Additionally, Spinlock has a ceramic coated cam and base plate upgrades for their XTS and XCS clutches (sold separately) that are designed specifically for these types of covers. They resist wear on the serrations and last longer, they have higher holding loads, but the largest benefit they offer is in the initial ‘take up amount.’ Once a line has been hauled in and the clutch closed, the load is eased off of the winch and transferred fully to the clutch. As this is done the line travels slightly back, to fully engage in the clutch (the take up amount). The ceramic parts do a far better job of reducing this distance, as they engage with the cover more quickly. This is substantial performance enhancement for racers who require highly loaded lines to stay fully loaded, and right where they set them.
Choosing Clutches – Line Diameter & Holding Load
Use the charts below to compare the line diameter ranges and maximum holding loads from clutch to clutch. If you line will be highly loaded, look for clutches with high holding loads (red) that show your line diameter at the top of the clutches’ diameter range (blue).
Clutches for Small Boats (27’ LOA and Below)
Clutches for Medium to Large Boats (28’ – 54’ LOA)
Clutches for Large Boats (50’+ LOA)
Cleaner Decks, Fewer Winches
If you have an older cruising boat with dedicated winches on the mast for halyards, boom for outhaul, and multiple deck top winches, you can greatly reduce the number of winches you have, and simplify your deck layout with these controls lead aft to the cockpit.

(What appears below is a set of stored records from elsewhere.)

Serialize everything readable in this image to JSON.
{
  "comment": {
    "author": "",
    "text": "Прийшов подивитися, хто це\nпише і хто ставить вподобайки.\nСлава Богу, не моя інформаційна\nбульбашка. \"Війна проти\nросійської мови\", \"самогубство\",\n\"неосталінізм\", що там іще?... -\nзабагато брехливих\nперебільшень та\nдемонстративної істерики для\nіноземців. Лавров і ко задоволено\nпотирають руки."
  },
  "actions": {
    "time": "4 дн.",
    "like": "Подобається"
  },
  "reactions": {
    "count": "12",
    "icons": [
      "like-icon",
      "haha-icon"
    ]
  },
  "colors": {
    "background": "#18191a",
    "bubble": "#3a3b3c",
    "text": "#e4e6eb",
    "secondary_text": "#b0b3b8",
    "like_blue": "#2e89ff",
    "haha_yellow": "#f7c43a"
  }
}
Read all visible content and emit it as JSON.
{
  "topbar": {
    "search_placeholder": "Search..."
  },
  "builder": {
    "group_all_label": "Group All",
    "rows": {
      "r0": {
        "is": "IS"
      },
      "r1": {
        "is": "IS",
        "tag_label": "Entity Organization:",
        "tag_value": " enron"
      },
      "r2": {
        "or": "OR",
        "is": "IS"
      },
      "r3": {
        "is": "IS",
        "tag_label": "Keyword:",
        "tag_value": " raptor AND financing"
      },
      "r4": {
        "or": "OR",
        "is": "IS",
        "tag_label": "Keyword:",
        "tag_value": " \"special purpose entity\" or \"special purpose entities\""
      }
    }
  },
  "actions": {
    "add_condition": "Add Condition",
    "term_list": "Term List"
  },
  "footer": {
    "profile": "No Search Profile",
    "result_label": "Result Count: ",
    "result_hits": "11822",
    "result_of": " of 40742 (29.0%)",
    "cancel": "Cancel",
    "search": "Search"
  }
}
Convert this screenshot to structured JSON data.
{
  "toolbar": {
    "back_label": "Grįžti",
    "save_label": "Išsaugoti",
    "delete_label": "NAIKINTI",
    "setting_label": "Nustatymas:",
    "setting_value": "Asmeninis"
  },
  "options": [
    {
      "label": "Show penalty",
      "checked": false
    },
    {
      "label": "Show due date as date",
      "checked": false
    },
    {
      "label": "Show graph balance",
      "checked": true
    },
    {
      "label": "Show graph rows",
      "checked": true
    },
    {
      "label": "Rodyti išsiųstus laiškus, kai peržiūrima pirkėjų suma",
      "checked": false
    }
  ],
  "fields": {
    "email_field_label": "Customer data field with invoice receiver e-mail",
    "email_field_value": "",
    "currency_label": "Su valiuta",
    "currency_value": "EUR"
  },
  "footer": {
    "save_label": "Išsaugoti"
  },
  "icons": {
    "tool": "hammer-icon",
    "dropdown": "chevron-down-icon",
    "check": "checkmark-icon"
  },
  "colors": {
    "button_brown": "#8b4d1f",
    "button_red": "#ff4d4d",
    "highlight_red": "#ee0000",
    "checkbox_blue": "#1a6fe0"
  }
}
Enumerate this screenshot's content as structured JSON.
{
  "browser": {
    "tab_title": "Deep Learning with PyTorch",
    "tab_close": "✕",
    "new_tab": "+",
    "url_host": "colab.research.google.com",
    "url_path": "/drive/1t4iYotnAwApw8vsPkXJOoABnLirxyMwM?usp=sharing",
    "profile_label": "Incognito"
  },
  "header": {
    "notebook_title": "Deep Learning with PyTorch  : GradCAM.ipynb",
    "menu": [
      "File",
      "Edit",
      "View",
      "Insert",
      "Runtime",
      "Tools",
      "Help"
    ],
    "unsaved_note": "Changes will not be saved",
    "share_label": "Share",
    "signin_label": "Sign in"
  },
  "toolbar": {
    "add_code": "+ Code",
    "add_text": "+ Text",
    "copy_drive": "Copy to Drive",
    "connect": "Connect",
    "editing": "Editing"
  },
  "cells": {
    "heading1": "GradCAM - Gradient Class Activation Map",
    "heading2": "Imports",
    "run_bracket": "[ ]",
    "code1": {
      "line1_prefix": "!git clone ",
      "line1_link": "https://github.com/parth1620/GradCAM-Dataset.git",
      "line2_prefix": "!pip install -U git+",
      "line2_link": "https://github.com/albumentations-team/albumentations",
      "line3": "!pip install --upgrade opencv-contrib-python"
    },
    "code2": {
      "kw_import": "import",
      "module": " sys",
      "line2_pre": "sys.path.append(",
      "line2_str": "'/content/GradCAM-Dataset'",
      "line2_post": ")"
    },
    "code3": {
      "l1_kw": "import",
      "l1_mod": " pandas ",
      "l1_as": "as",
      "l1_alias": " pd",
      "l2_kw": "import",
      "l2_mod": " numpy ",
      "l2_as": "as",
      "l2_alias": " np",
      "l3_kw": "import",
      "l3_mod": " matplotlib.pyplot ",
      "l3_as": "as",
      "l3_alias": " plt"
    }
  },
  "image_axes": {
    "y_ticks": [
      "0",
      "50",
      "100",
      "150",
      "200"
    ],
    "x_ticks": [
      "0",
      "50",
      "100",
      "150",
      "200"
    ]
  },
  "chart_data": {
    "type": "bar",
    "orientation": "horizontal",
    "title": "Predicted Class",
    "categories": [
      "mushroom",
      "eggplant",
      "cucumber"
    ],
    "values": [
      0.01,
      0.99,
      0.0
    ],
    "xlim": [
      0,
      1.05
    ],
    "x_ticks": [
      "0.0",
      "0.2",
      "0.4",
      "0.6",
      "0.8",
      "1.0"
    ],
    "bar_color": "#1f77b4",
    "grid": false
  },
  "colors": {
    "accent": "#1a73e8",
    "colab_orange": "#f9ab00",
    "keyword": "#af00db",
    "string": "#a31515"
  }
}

Having banks of clutches with deck organizers behind them will allow you to use two cabin top winches for all of your halyards and major control lines, and all of this from the safety of the cockpit. When purchasing double or triple banks of clutches, be sure you are clear on the line diameters they will be used with. You may mount a double clutch with a diameter range for your smaller control lines, and a bank of three clutches optimized for your large diameter halyards (or another combination that works for you line needs).
Tip: When re-leading lines aft, be sure to group like line diameters together such that they lead to clutch banks optimized for their diameter.